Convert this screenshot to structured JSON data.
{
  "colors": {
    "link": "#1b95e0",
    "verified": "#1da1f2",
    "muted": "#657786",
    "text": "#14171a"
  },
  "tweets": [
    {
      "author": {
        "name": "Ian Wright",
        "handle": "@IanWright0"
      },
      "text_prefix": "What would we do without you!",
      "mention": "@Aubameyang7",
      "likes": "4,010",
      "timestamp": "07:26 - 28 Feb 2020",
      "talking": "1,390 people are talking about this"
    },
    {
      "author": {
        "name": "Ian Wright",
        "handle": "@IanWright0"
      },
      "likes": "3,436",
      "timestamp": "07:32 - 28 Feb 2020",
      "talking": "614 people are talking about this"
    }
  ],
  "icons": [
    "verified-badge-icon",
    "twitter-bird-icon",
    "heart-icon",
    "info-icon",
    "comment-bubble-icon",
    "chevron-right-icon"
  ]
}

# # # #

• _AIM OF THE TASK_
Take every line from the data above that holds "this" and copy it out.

• _WORKED SOLUTION_
Convert this screenshot to structured JSON data.
      "talking": "1,390 people are talking about this"
      "talking": "614 people are talking about this"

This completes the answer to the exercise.